In addition to the WHO and national public health organisations, aeromedical authorities, such as AMPA in the USA, have produced guidelines, advice and expert opinion that can be found online and through official postings from these august bodies and legal entities. The author therefore invites comments and other useful information from the readership. This global problem not only deserves, but requires, international co-operation and sharing. Furthermore, it remains essential in these days when news and guidance can change daily, that the latest intelligence and advice is checked at the start of every day and before every patient transport flight. Frequent updates should cover such issues as:
- •WHO statistics of international spread.
- •WHO and local advice on management of the pandemic and of individual patients.
- •Changes to IHRs.
- •Declaration of new ‘hotspots’.
- •Travel restrictions imposed by governments, airlines and other provider agencies.
- •Progress in the development of vaccination and other therapeutic agents.
- •Progress with antigen and antibody test kits and procedures.
Beyond these words of advice, fly safe, fly within your capabilities and don't take unnecessary risks.
Conflict of Interest and Personal Opinion Statement
Dr Martin is a Consultant in Intensive Care Medicine and Anaesthesia with a first degree in immunology and significant experience in aeromedical transport and management of air ambulance services. He has widespread knowledge and experience managing contagious patients, but he does not purport to be an expert in virology or in matters of public health outside of the flight environment. This article therefore reflects his personal observations and opinions based on a thorough understanding of the limitations to the practice of patient care in the air. The state of knowledge about Covid-19 and its pandemic changes on a daily basis and interested readers must, of course, keep themselves updated through the local, national and international expert advice provided by Public Health authorities.
Much of the information contained in this article may become out of date as knowledge of this novel virus and the dynamics of the pandemic increases. The author can therefore not accept responsibility for changes in official advice offered after the submission date of this article (14 March 2020).
Dr Terry Martin is a consultant in anaesthesia and intensive care medicine, former consultant in emergency medicine, and a senior lecturer in aerospace and retrieval medicine. He is the Director of the global retrieval teaching program, CCAT Aeromedical Training, and is also an examiner for the Diploma of Retrieval and Transport Medicine at the Royal College of Surgeons of Edinburgh and has similar links with other universities around the world. He has set-up and managed various aeromedical and air ambulance organisations in the UK and elsewhere and has been active in writing and auditing the EURAMI international standards for the industry.
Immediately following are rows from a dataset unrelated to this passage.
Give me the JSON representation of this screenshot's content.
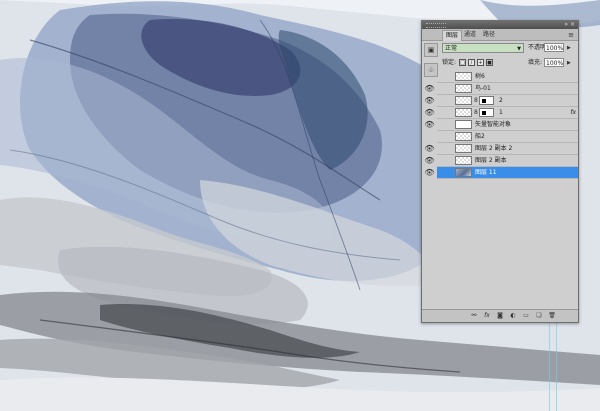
{
  "panel": {
    "tabs": [
      "图层",
      "通道",
      "路径"
    ],
    "blend_mode": "正常",
    "opacity_label": "不透明度:",
    "opacity_value": "100%",
    "lock_label": "锁定:",
    "fill_label": "填充:",
    "fill_value": "100%"
  },
  "layers": [
    {
      "name": "树6",
      "visible": false,
      "thumb": "transparent",
      "has_mask": false,
      "fx": false,
      "selected": false
    },
    {
      "name": "鸟-01",
      "visible": true,
      "thumb": "transparent",
      "has_mask": false,
      "fx": false,
      "selected": false
    },
    {
      "name": "2",
      "visible": true,
      "thumb": "transparent",
      "has_mask": true,
      "fx": false,
      "selected": false
    },
    {
      "name": "1",
      "visible": true,
      "thumb": "transparent",
      "has_mask": true,
      "fx": true,
      "selected": false
    },
    {
      "name": "矢量智能对象",
      "visible": true,
      "thumb": "smart",
      "has_mask": false,
      "fx": false,
      "selected": false
    },
    {
      "name": "船2",
      "visible": false,
      "thumb": "transparent",
      "has_mask": false,
      "fx": false,
      "selected": false
    },
    {
      "name": "图层 2 副本 2",
      "visible": true,
      "thumb": "transparent",
      "has_mask": false,
      "fx": false,
      "selected": false
    },
    {
      "name": "图层 2 副本",
      "visible": true,
      "thumb": "transparent",
      "has_mask": false,
      "fx": false,
      "selected": false
    },
    {
      "name": "图层 11",
      "visible": true,
      "thumb": "art",
      "has_mask": false,
      "fx": false,
      "selected": true
    }
  ],
  "fx_label": "fx",
  "icons": {
    "eye": "eye-icon",
    "chain": "link-icon",
    "footer": [
      "link-layers-icon",
      "add-style-icon",
      "add-mask-icon",
      "adjustment-icon",
      "new-group-icon",
      "new-layer-icon",
      "delete-icon"
    ]
  },
  "colors": {
    "selection": "#3b8ee8",
    "blend_field": "#c8dfc2",
    "panel_bg": "#cfcfcf"
  }
}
After a career in the UK Royal Air Force he remains a current helicopter pilot and has extensive worldwide experience in all aspects of critical care patient transport.
Published online: April 11, 2020
© 2020 Air Medical Journal Associates. Published by Elsevier Inc. All rights reserved.